4.  According to another Inti/Viracocha legend, Manco Cápac and his siblings were sent to the earth by the sun god and emerged from the cave of Puma Orco at Pacaritambo carrying a golden staff called the ‘tapac-yauri’. They were instructed to create a Temple of the Sun in the spot where the staff sank into the earth to honor the sun god Inti, their father (This tradition may have arisen at the time of the construction of Machu Picchu).  During the journey, one of Manco's brothers (Ayar Cachi) was tricked into returning to Puma Orco and sealed inside, because his reckless and cruel behavior angered the tribes that they were attempting to rule or instruct.  Pacaritambo is a quasi-mythical place believed to have been flooded by Lake Titicaca. 
 This may be true in the sense that Manco Capac and some other officers under the orders of the Supreme Leader Viracocha surfaced in a UFO off the coast of the Isle of Del Sol in a public show of power to the people gathered there as witnesses.  The witnesses of course were the ancestors of the leaders and nobles of Tiwanaku.
The Isle Del Sol and ruins
The archeological evidence seems to indicate that the Inca were a relatively unimportant tribe until the time of Sinchi Roca, also called Cinchi Roca, who is the first figure in Inca mythology whose existence can be supported historically. Cusco was the aboriginal name of the city Qusqu. Although it was used in Quechua, its origin has been found in the Aymara language. The word itself originated in the phrase qusqu wanka ('Rock of the owl'). This concerned the foundational myth of the Ayar Siblings.
Sinchi Roca
From about 500 B.C.-200 A.D., the earliest monuments began to be built by the people of Tiwanaku.  The quarries, from which the stone blocks used in the construction of structures at Tiwanaku, came from lie at significant distances from this site.
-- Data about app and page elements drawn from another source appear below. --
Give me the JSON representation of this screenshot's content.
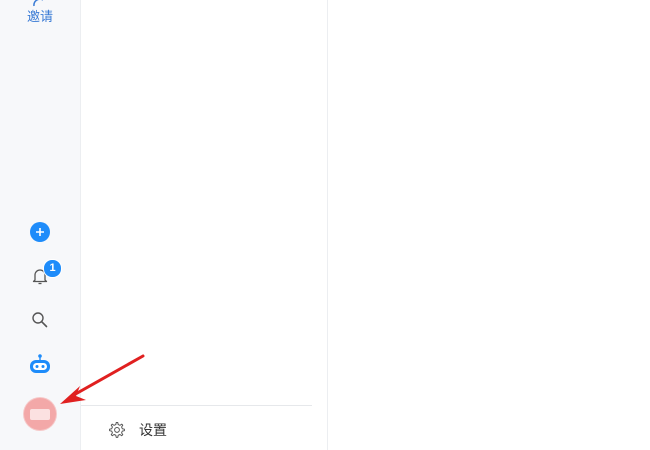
{
  "rail": {
    "invite_label": "邀请",
    "notifications_count": "1"
  },
  "panel": {
    "settings_label": "设置"
  },
  "colors": {
    "accent": "#1e8cfa",
    "avatar": "#f3a8a8",
    "arrow": "#e02020"
  },
  "icons": [
    "add-user-icon",
    "plus-icon",
    "bell-icon",
    "search-icon",
    "robot-icon",
    "gear-icon"
  ]
}
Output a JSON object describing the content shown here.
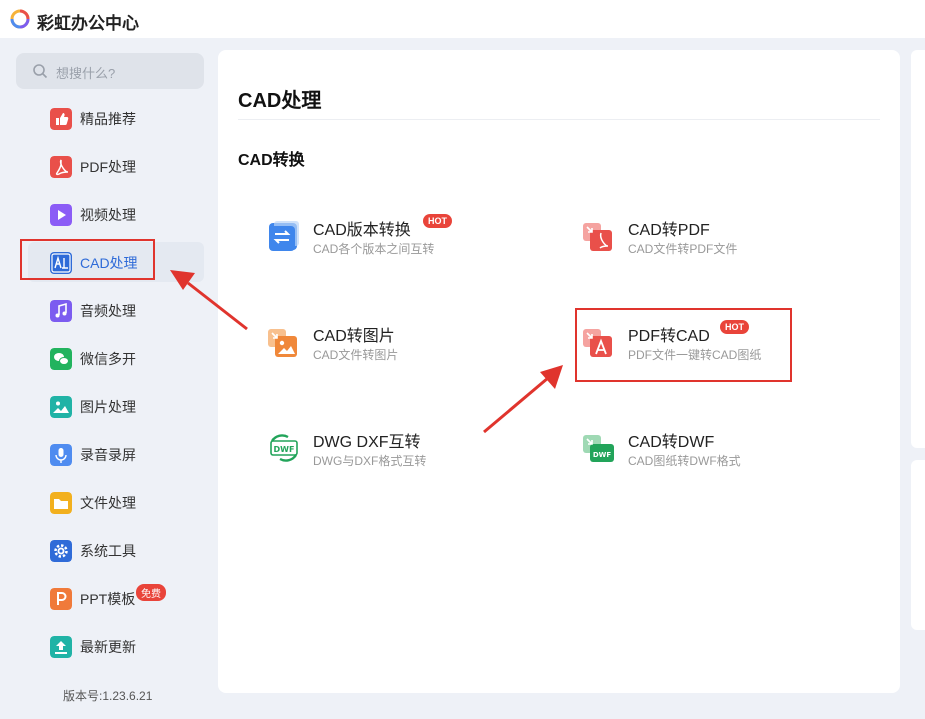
{
  "app": {
    "title": "彩虹办公中心"
  },
  "search": {
    "placeholder": "想搜什么?"
  },
  "sidebar": {
    "items": [
      {
        "label": "精品推荐",
        "icon": "thumbs-up-icon",
        "color": "#e9504a"
      },
      {
        "label": "PDF处理",
        "icon": "pdf-icon",
        "color": "#e9504a"
      },
      {
        "label": "视频处理",
        "icon": "play-icon",
        "color": "#8b5cf6"
      },
      {
        "label": "CAD处理",
        "icon": "cad-icon",
        "color": "#2f6bd8",
        "active": true
      },
      {
        "label": "音频处理",
        "icon": "music-icon",
        "color": "#7c5cf0"
      },
      {
        "label": "微信多开",
        "icon": "wechat-icon",
        "color": "#22b35e"
      },
      {
        "label": "图片处理",
        "icon": "image-icon",
        "color": "#20b3a6"
      },
      {
        "label": "录音录屏",
        "icon": "microphone-icon",
        "color": "#4f8cf0"
      },
      {
        "label": "文件处理",
        "icon": "folder-icon",
        "color": "#f2b01e"
      },
      {
        "label": "系统工具",
        "icon": "gear-icon",
        "color": "#2f6bd8"
      },
      {
        "label": "PPT模板",
        "icon": "ppt-icon",
        "color": "#f07a3a",
        "badge": "免费"
      },
      {
        "label": "最新更新",
        "icon": "upload-icon",
        "color": "#20b3a6"
      }
    ],
    "version": "版本号:1.23.6.21"
  },
  "main": {
    "title": "CAD处理",
    "group_title": "CAD转换",
    "tools": [
      {
        "name": "CAD版本转换",
        "desc": "CAD各个版本之间互转",
        "badge": "HOT",
        "icon": "cad-version-icon"
      },
      {
        "name": "CAD转PDF",
        "desc": "CAD文件转PDF文件",
        "icon": "cad-to-pdf-icon"
      },
      {
        "name": "CAD转图片",
        "desc": "CAD文件转图片",
        "icon": "cad-to-image-icon"
      },
      {
        "name": "PDF转CAD",
        "desc": "PDF文件一键转CAD图纸",
        "badge": "HOT",
        "icon": "pdf-to-cad-icon"
      },
      {
        "name": "DWG DXF互转",
        "desc": "DWG与DXF格式互转",
        "icon": "dwg-dxf-icon"
      },
      {
        "name": "CAD转DWF",
        "desc": "CAD图纸转DWF格式",
        "icon": "cad-to-dwf-icon"
      }
    ]
  },
  "colors": {
    "accent": "#2f6bd8",
    "hot": "#e9443a",
    "annotation": "#e0342d"
  }
}
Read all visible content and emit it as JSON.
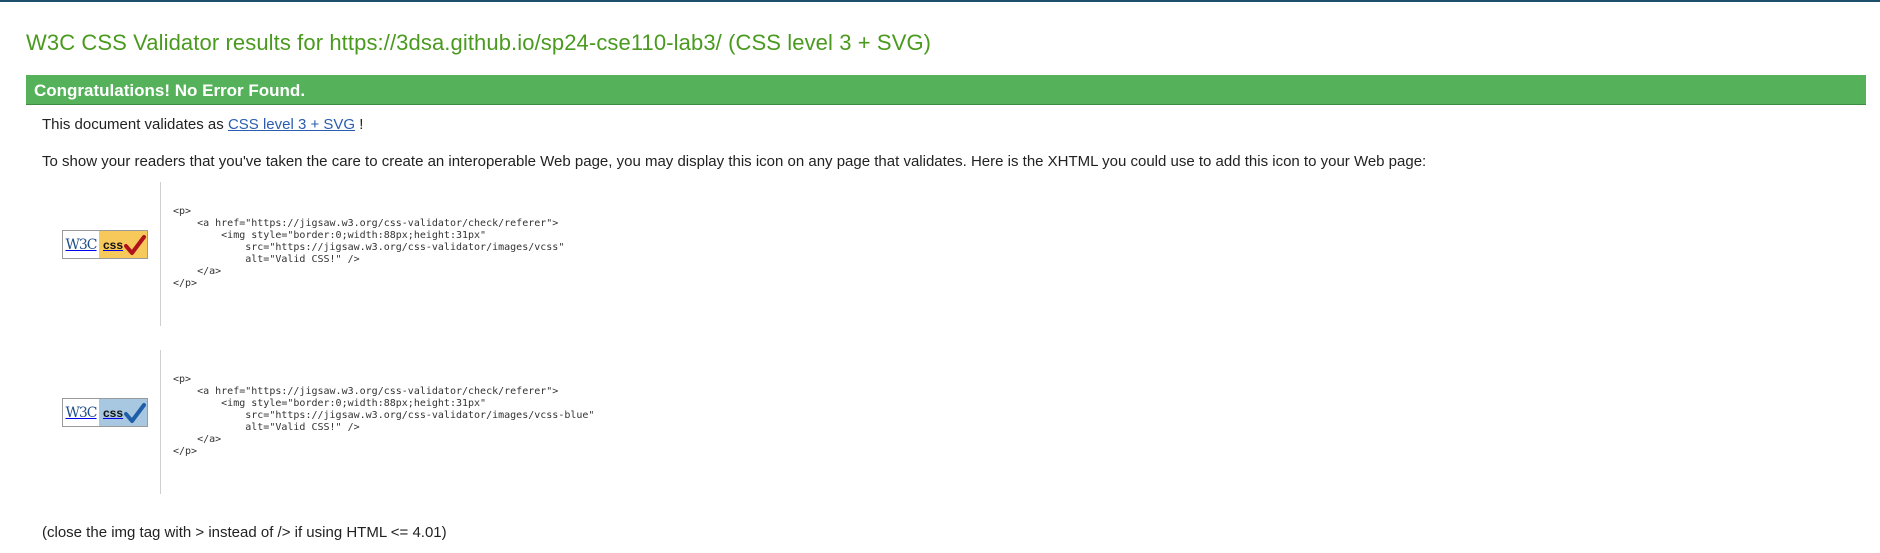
{
  "title": "W3C CSS Validator results for https://3dsa.github.io/sp24-cse110-lab3/ (CSS level 3 + SVG)",
  "congrats": "Congratulations! No Error Found.",
  "validates": {
    "prefix": "This document validates as ",
    "link_text": "CSS level 3 + SVG",
    "suffix": " !"
  },
  "info": "To show your readers that you've taken the care to create an interoperable Web page, you may display this icon on any page that validates. Here is the XHTML you could use to add this icon to your Web page:",
  "badges": [
    {
      "w3c_text": "W3C",
      "css_text": "css",
      "variant": "gold",
      "check_color": "#b0121b",
      "code": "<p>\n    <a href=\"https://jigsaw.w3.org/css-validator/check/referer\">\n        <img style=\"border:0;width:88px;height:31px\"\n            src=\"https://jigsaw.w3.org/css-validator/images/vcss\"\n            alt=\"Valid CSS!\" />\n    </a>\n</p>"
    },
    {
      "w3c_text": "W3C",
      "css_text": "css",
      "variant": "blue",
      "check_color": "#1f5fa8",
      "code": "<p>\n    <a href=\"https://jigsaw.w3.org/css-validator/check/referer\">\n        <img style=\"border:0;width:88px;height:31px\"\n            src=\"https://jigsaw.w3.org/css-validator/images/vcss-blue\"\n            alt=\"Valid CSS!\" />\n    </a>\n</p>"
    }
  ],
  "footnote": "(close the img tag with > instead of /> if using HTML <= 4.01)",
  "colors": {
    "title": "#4a9a1f",
    "congrats_bg": "#55b25a",
    "link": "#2a5db0",
    "top_rule": "#1d4e6b"
  }
}
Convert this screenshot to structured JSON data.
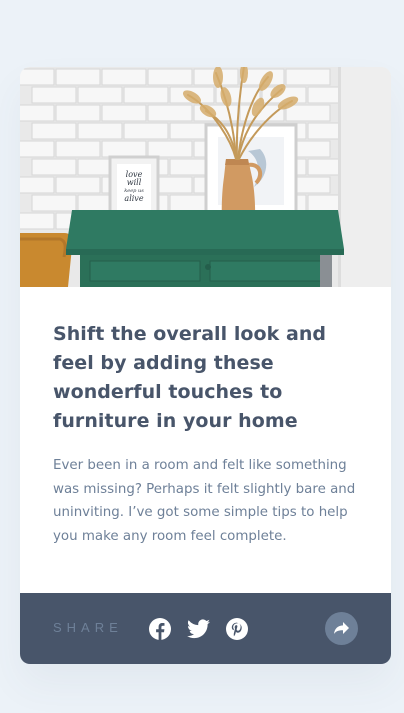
{
  "card": {
    "title": "Shift the overall look and feel by adding these wonderful touches to furniture in your home",
    "description": "Ever been in a room and felt like something was missing? Perhaps it felt slightly bare and uninviting. I’ve got some simple tips to help you make any room feel complete.",
    "image": {
      "frame_text": [
        "love",
        "will",
        "keep us",
        "alive"
      ]
    }
  },
  "share": {
    "label": "SHARE",
    "icons": [
      "facebook-icon",
      "twitter-icon",
      "pinterest-icon",
      "share-arrow-icon"
    ]
  },
  "colors": {
    "page_background": "#ecf2f8",
    "card_background": "#ffffff",
    "title": "#48556a",
    "text": "#6e8098",
    "share_bar": "#48556a",
    "share_button": "#6e8098",
    "drawer_green": "#2f7a62"
  }
}
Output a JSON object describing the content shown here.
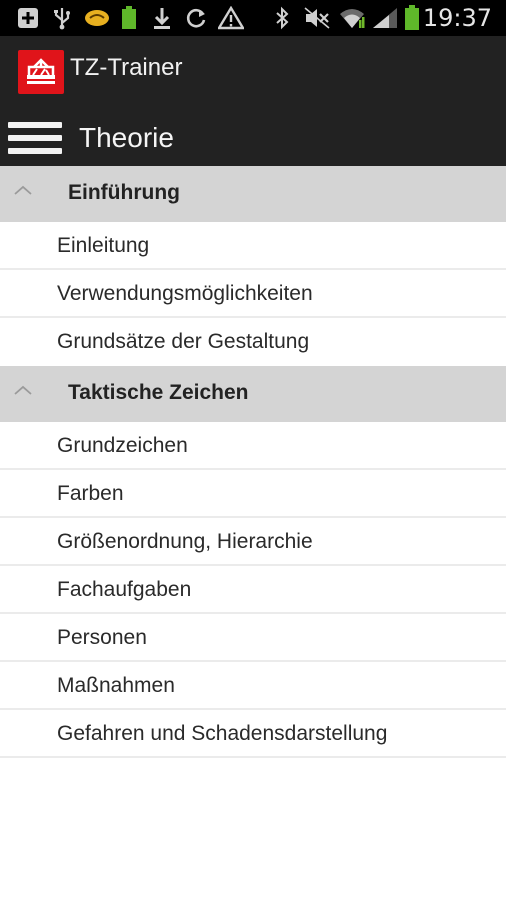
{
  "status_bar": {
    "time": "19:37",
    "left_icons": [
      "add-box-icon",
      "usb-icon",
      "mail-icon",
      "battery-notification-icon",
      "download-icon",
      "sync-icon",
      "warning-icon"
    ],
    "right_icons": [
      "bluetooth-icon",
      "mute-icon",
      "wifi-icon",
      "signal-icon",
      "battery-icon"
    ]
  },
  "app": {
    "title": "TZ-Trainer",
    "brand_color": "#e0141a"
  },
  "toolbar": {
    "screen_title": "Theorie"
  },
  "sections": [
    {
      "title": "Einführung",
      "expanded": true,
      "items": [
        "Einleitung",
        "Verwendungsmöglichkeiten",
        "Grundsätze der Gestaltung"
      ]
    },
    {
      "title": "Taktische Zeichen",
      "expanded": true,
      "items": [
        "Grundzeichen",
        "Farben",
        "Größenordnung, Hierarchie",
        "Fachaufgaben",
        "Personen",
        "Maßnahmen",
        "Gefahren und Schadensdarstellung"
      ]
    }
  ]
}
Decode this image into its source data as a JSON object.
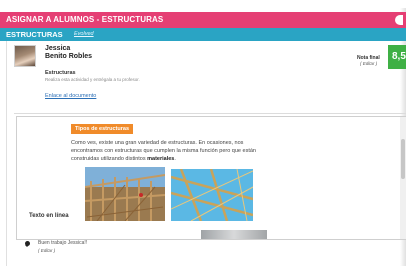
{
  "header": {
    "title": "ASIGNAR A ALUMNOS - ESTRUCTURAS"
  },
  "subheader": {
    "title": "ESTRUCTURAS",
    "link": "Evolved"
  },
  "student": {
    "first_name": "Jessica",
    "last_name": "Benito Robles"
  },
  "grade": {
    "label": "Nota final",
    "edit": "( Editar )",
    "value": "8,5",
    "color": "#3fb045"
  },
  "activity": {
    "title": "Estructuras",
    "description": "Realiza esta actividad y entrégala a tu profesor.",
    "document_link": "Enlace al documento"
  },
  "viewer": {
    "tag": "Tipos de estructuras",
    "paragraph_plain": "Como ves, existe una gran variedad de estructuras. En ocasiones, nos encontramos con estructuras que cumplen la misma función pero que están construidas utilizando distintos ",
    "paragraph_bold": "materiales",
    "paragraph_end": ".",
    "side_label": "Texto en línea"
  },
  "comment": {
    "text": "Buen trabajo Jessica!!",
    "edit": "( Editar )"
  },
  "colors": {
    "title_bar": "#e53f74",
    "sub_bar": "#2aa4c4",
    "tag": "#f08b2a",
    "link": "#2b6fb6"
  }
}
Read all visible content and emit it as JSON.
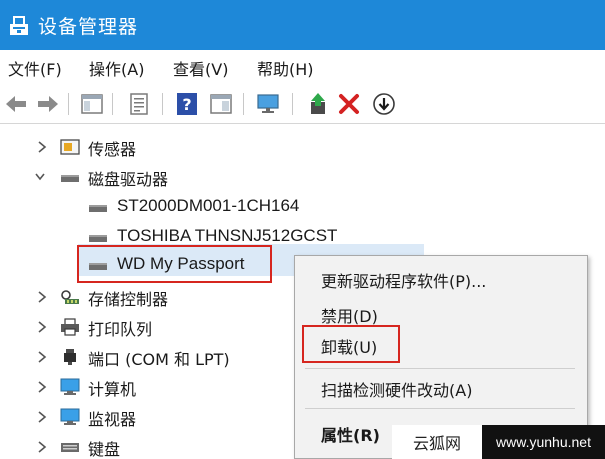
{
  "window": {
    "title": "设备管理器"
  },
  "menu": [
    {
      "label": "文件(F)"
    },
    {
      "label": "操作(A)"
    },
    {
      "label": "查看(V)"
    },
    {
      "label": "帮助(H)"
    }
  ],
  "toolbar": {
    "icons": [
      "back-icon",
      "forward-icon",
      "properties-pane-icon",
      "details-icon",
      "help-icon",
      "view-icon",
      "monitor-scan-icon",
      "update-driver-icon",
      "uninstall-icon",
      "download-icon"
    ]
  },
  "tree": {
    "items": [
      {
        "label": "传感器"
      },
      {
        "label": "磁盘驱动器"
      },
      {
        "label": "ST2000DM001-1CH164"
      },
      {
        "label": "TOSHIBA THNSNJ512GCST"
      },
      {
        "label": "WD My Passport"
      },
      {
        "label": "存储控制器"
      },
      {
        "label": "打印队列"
      },
      {
        "label": "端口 (COM 和 LPT)"
      },
      {
        "label": "计算机"
      },
      {
        "label": "监视器"
      },
      {
        "label": "键盘"
      }
    ]
  },
  "context_menu": {
    "items": [
      {
        "label": "更新驱动程序软件(P)..."
      },
      {
        "label": "禁用(D)"
      },
      {
        "label": "卸载(U)"
      },
      {
        "label": "扫描检测硬件改动(A)"
      },
      {
        "label": "属性(R)"
      }
    ]
  },
  "watermark": {
    "left": "云狐网",
    "right": "www.yunhu.net"
  },
  "colors": {
    "titlebar": "#1e88d8",
    "highlight_box": "#d6261f",
    "selection": "#dbe9f7"
  }
}
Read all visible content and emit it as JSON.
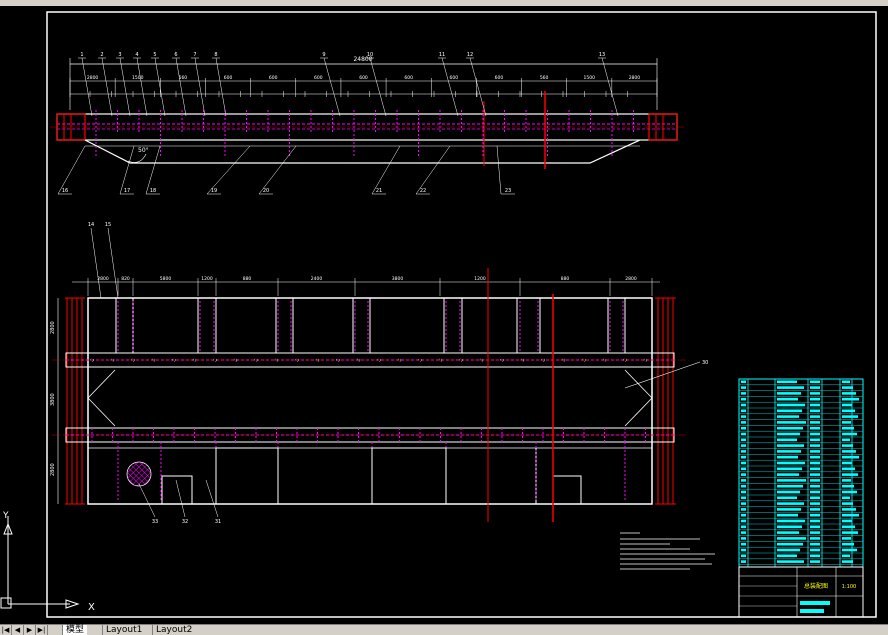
{
  "drawing": {
    "view1_dims": [
      "2800",
      "1500",
      "560",
      "600",
      "600",
      "600",
      "600",
      "600",
      "600",
      "600",
      "560",
      "1500",
      "2800"
    ],
    "view1_total": "24800",
    "view1_callouts": [
      "1",
      "2",
      "3",
      "4",
      "5",
      "6",
      "7",
      "8",
      "9",
      "10",
      "11",
      "12",
      "13"
    ],
    "view1_bottom_callouts": [
      "16",
      "17",
      "18",
      "19",
      "20",
      "21",
      "22",
      "23"
    ],
    "view2_dims": [
      "2800",
      "820",
      "5800",
      "1200",
      "880",
      "2400",
      "3800",
      "1200",
      "880",
      "2800"
    ],
    "view2_callouts": [
      "14",
      "15"
    ],
    "view2_side_callout": "30",
    "view2_bottom_callouts": [
      "33",
      "32",
      "31"
    ],
    "angle_label": "50°"
  },
  "title_block": {
    "label": "总装配图",
    "scale": "1:100"
  },
  "tabs": {
    "model": "模型",
    "layout1": "Layout1",
    "layout2": "Layout2"
  },
  "colors": {
    "background": "#000000",
    "geometry": "#ffffff",
    "hidden": "#ff00ff",
    "centerline": "#ff0000",
    "table": "#00ffff"
  }
}
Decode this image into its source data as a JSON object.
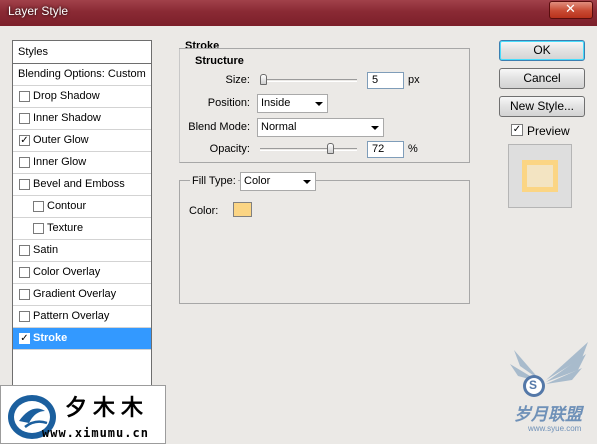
{
  "window": {
    "title": "Layer Style",
    "close_glyph": "✕"
  },
  "styles_panel": {
    "header": "Styles",
    "items": [
      {
        "label": "Blending Options: Custom",
        "has_checkbox": false,
        "checked": false,
        "indent": false,
        "selected": false
      },
      {
        "label": "Drop Shadow",
        "has_checkbox": true,
        "checked": false,
        "indent": false,
        "selected": false
      },
      {
        "label": "Inner Shadow",
        "has_checkbox": true,
        "checked": false,
        "indent": false,
        "selected": false
      },
      {
        "label": "Outer Glow",
        "has_checkbox": true,
        "checked": true,
        "indent": false,
        "selected": false
      },
      {
        "label": "Inner Glow",
        "has_checkbox": true,
        "checked": false,
        "indent": false,
        "selected": false
      },
      {
        "label": "Bevel and Emboss",
        "has_checkbox": true,
        "checked": false,
        "indent": false,
        "selected": false
      },
      {
        "label": "Contour",
        "has_checkbox": true,
        "checked": false,
        "indent": true,
        "selected": false
      },
      {
        "label": "Texture",
        "has_checkbox": true,
        "checked": false,
        "indent": true,
        "selected": false
      },
      {
        "label": "Satin",
        "has_checkbox": true,
        "checked": false,
        "indent": false,
        "selected": false
      },
      {
        "label": "Color Overlay",
        "has_checkbox": true,
        "checked": false,
        "indent": false,
        "selected": false
      },
      {
        "label": "Gradient Overlay",
        "has_checkbox": true,
        "checked": false,
        "indent": false,
        "selected": false
      },
      {
        "label": "Pattern Overlay",
        "has_checkbox": true,
        "checked": false,
        "indent": false,
        "selected": false
      },
      {
        "label": "Stroke",
        "has_checkbox": true,
        "checked": true,
        "indent": false,
        "selected": true
      }
    ],
    "check_glyph": "✓"
  },
  "stroke": {
    "section_title": "Stroke",
    "structure_title": "Structure",
    "size_label": "Size:",
    "size_value": "5",
    "size_unit": "px",
    "size_fraction": 0.03,
    "position_label": "Position:",
    "position_value": "Inside",
    "blend_mode_label": "Blend Mode:",
    "blend_mode_value": "Normal",
    "opacity_label": "Opacity:",
    "opacity_value": "72",
    "opacity_unit": "%",
    "opacity_fraction": 0.72,
    "fill_type_label": "Fill Type:",
    "fill_type_value": "Color",
    "color_label": "Color:",
    "color_swatch": "#fbd584"
  },
  "buttons": {
    "ok": "OK",
    "cancel": "Cancel",
    "new_style": "New Style..."
  },
  "preview": {
    "label": "Preview",
    "checked": true,
    "swatch_color": "#fbd584",
    "inner_color": "#f3e4c2"
  },
  "footer_logo": {
    "brand_text": "夕木木",
    "url_text": "www.ximumu.cn"
  },
  "watermark": {
    "text": "岁月联盟",
    "url_text": "www.syue.com",
    "letter": "S"
  }
}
The red sandstone used in this site's structures has been determined by petrographic analysis to come from a quarry 10 kilometers away—a remarkable distance considering that the largest of these stones weighs 131 metric tons. At first most of their stonework was made of red sandstone, but that would not be the only type of stone they would use.
Tiwanaku sandstone quarry
This was the time when Tiwanaku is thought to have begun to be a place of important moral and cosmological power, a place made for pilgrimages.